Safety In and Around Your Home
  • Change/add locks to the doors and windows of your home as soon as possibe. add apeephole and increase outdoor lighting if you can.
  • Review a safety plan with your children, especially what to do when they are not with you.
  • Avoid places your abuser goes often.
  • Change your telephone number.
  • If you don't have a cell phone, use a friend's or purchase a "pay as you go" phone.

If you have a restraining order,
  • Call police or 911 if your abuser violates the protective order.
  • Keep your restraining order with you at all times. Leave an extra copy at work, with a friend, in your car, or another safe place.
  • Tell family and friends you have a restraining order in effect.
  • Tell neighbors and landlord that your partner, spouse, boyfriend/girlfriend, or significant other no longer lives with you and to call the police if they see your abuser near your home.
  • Inform your children's school or daycare who has permission to pick up your children. Give them a copy of your restraining order.

Safety In Public and at Work
  • Share your situation with people you trust - your boss, office or building security, and co-workers. Provide a photo of your abuser if possible. Create a code word to communicate that you need help.
  • Arrange to have an answering machine, caller ID, or co-workers screen your phone calls if possible.
  • Create a safety plan for leaving work. Have someone walk you to your car or bus and wait with you until you are on your way. Vary your routes home if possible. Think about what you would do if something happened while going home.
  • Change your routine. Go to different grocery stores, businesses, and banks.

Safety and Your Emotional Health
  • Discuss alternate plans with someone you trust if you're thinking of returning to your abuser.
  • Determine the safest way to communicate with your partner if you have to, such as a public place.
  • Have positive thoughts about yourself and be assertive with others about your wants and needs.
  • Attend a support group for help and care from others. You can learn more about yourself and the abusive relationship.
  • Decide who you can when you need support.
  • Reading books and articles of other survivors may help you feel you're not alone.

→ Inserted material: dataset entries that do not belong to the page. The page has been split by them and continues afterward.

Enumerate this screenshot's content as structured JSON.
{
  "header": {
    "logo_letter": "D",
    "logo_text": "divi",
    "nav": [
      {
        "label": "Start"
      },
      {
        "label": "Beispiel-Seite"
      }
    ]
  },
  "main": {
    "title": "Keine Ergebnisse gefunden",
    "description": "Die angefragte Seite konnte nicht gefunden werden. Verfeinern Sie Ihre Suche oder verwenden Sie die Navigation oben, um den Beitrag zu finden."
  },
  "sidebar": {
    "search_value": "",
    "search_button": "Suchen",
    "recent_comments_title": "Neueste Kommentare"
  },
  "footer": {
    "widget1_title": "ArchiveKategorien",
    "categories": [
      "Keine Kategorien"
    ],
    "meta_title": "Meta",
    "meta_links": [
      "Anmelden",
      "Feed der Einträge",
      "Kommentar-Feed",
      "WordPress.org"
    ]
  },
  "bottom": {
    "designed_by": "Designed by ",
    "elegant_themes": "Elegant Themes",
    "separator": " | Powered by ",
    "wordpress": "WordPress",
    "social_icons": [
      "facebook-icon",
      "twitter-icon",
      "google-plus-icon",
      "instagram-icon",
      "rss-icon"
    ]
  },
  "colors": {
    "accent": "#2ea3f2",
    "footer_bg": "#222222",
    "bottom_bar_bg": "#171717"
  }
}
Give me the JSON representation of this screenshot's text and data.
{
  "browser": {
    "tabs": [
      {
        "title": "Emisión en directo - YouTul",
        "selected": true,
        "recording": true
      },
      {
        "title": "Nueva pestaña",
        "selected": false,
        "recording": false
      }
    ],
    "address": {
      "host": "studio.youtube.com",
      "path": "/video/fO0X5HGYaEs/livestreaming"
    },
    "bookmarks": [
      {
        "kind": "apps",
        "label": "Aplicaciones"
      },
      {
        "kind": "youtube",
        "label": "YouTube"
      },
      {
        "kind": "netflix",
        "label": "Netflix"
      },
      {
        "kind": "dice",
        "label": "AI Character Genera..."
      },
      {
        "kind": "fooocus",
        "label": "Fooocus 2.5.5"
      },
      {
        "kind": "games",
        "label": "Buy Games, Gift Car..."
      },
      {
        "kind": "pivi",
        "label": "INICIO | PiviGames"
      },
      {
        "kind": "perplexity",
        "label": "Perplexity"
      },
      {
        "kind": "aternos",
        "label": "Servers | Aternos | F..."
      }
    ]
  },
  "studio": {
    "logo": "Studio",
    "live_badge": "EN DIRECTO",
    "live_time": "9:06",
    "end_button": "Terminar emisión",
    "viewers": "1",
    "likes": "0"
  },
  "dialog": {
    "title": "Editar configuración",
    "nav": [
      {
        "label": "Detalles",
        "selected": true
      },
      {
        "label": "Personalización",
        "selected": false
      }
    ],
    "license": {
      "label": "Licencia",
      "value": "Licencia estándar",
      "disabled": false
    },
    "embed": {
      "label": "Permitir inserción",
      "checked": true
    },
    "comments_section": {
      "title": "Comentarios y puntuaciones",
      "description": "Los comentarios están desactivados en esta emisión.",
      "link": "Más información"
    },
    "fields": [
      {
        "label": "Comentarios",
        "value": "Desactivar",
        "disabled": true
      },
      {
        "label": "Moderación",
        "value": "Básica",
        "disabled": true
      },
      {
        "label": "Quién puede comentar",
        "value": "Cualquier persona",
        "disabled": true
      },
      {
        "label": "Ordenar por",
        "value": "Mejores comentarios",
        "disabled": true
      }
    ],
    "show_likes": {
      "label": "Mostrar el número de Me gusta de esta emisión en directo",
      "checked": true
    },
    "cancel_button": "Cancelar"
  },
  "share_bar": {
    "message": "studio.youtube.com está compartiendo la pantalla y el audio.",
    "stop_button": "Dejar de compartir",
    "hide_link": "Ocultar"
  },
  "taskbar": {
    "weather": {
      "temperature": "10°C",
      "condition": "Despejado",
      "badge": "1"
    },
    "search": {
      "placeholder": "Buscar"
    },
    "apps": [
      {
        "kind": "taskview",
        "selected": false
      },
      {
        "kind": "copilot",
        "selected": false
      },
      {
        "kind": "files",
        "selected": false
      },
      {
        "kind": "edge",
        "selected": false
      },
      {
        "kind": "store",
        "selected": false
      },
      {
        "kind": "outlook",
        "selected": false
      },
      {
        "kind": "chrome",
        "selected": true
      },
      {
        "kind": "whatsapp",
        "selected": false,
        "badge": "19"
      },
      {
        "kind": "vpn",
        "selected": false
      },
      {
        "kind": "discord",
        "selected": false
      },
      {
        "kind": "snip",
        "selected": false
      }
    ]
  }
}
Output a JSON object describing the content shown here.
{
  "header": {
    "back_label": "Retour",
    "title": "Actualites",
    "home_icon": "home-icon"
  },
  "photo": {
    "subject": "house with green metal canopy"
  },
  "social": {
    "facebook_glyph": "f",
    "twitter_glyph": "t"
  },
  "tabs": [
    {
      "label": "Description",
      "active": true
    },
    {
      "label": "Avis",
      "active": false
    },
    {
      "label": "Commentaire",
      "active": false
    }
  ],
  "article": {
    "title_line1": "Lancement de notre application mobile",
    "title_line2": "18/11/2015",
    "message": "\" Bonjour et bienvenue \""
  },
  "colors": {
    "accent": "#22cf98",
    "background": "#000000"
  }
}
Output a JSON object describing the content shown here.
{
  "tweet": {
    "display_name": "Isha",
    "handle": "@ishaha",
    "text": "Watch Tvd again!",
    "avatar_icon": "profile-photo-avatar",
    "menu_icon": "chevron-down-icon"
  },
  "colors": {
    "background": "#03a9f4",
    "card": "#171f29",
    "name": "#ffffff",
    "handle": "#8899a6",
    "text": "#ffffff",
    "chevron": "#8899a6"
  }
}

This may help you feel stronger.

Teen Dating Violence
  • If things in your relationship don't feel right to you, talk with someone you trust. 
  • Decide which friend, teacher, relative, or police officer you can go to in an emergency.
  • Contact a domestic violence advocate, the police, or call the TEEN LINE at (310)855-4673 to learn how to get a restraining order and create a safety plan.

What You Need to Take When You Leave

  •  Driver's license
  • Passport
  • Identification (I.D.)
  • Social security card
  • Birth certificate
  • Children's birth certificates
  • Green card
  • Work permit/immigration papers
  • Marriage certificate
  • Divorce papers
  • Restraining order
  • Welfare documents
  • Medical records
  •  Insurance papers
  • Rental lease/house deed
  • Car registration
  • Check book/money
  • Address book
  • Medications
  • House/car keys
  • Children's favorite toys
  • Pictures
  • Jewelry
  • Small objects to sell
  • Pets (if possible)

Temporary Restraining Orders

There are free clinics that offer help with filing a restraining order at the following court houses. There are no appointments and you are seen on a first come, first served basis.
 Downtown LA - 111 N. Hill St., R. 245
Inglewood - 1 Regent St., Rm. 204
Lancaster - 42011 4th St. West, Rm. 3700
Van Nuys - 6230 Sylmar Ave., Rm. 350
Norwalk - 12720 Norwalk Bl., Rm. 205
Long Beach - 275 Magnolia Ave., Rm. 1004
 Pasadena - 300 E. Walnut St.., Rm. 300
Pomona - 400 Civic Center Plaza, Rm. 701
San Fernando - 900 Third St., Cafeteria
Santa Monica - 1725 Main St., Rm. 121
Compton - 902 W. Compton Bl., Rm. 902


LA County Adult Protective Services......(877) 477-3646
LA County Child Abuse Hotline..............(800) 540-4000
LA County Domestic Violence Hotline...(800) 978-3600
Sexual Assault Hotline............................(800) 656-4673
Suicide Crisis Line...................................(877) 727-4747
211 LA County..........................................211